Flash forward to the “Schoellkopf Sellout.” The Red faced Yale for Homecoming, with governor George Pataki (a Yale alumnus) attending the game. With Cornell down 23-17 and facing fourth down deep in Yale territory, Ricky Rahne ’02 connected on a pass to Joe Splendorio ’01 for the first down. Rahne hit Splendorio again soon after that to put the Red up by one.

With no timeouts and under a minute to play, the Elis drove down the field to the Cornell 17. With two seconds left in the game, the Yale field goal unit trotted onto the field to put up the game-winning 32-yard kick. As the ball went up, I put my head down in disbelief, only to look up and see the kick miss wide left. The crowd roared in celebration, the freshmen rushed the field, the band played Davy, it was an incredible scene.

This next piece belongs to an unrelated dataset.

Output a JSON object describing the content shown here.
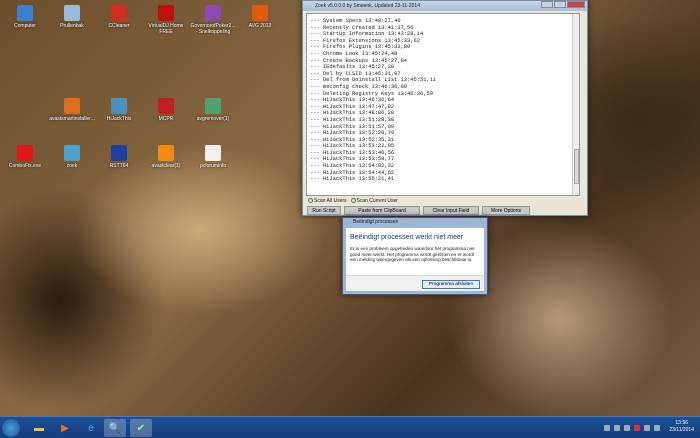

This would be the first of three one-point victories by the “Cardiac Kids.” At Harvard, the Red rallied from a 28-0 halftime deficit to win 29-28 when Splendorio blocked the game-winning field goal in the closing seconds. Princeton’s kicking game failed too in the end, as its kicker slipped and missed a point-after attempt with 11 seconds left in the game.

Rahne left Cornell with virtually every school passing record, while last season, Keith Ferguson ’02 passed Splendorio to become the program’s all-time leader in receiving yards. He also holds the school reception record.

For you youngins, this Saturday is “Freshmen on the Field,” when all the first-years storm the field after the game. If you miss your chance, you’ll have to wait three years for “Seniors on the Field,” at the season’s last home game.

So roll out of bed on Saturday and head over to the Crescent for the 1 p.m. kickoff. Drive your car over and tailgate with alumni. Most importantly, cheer till you’re hoarse. The team has been training for months, and they’re ready to take the field. I hope you’ll join me in supporting them.

Archived article by Jonathan Auerbach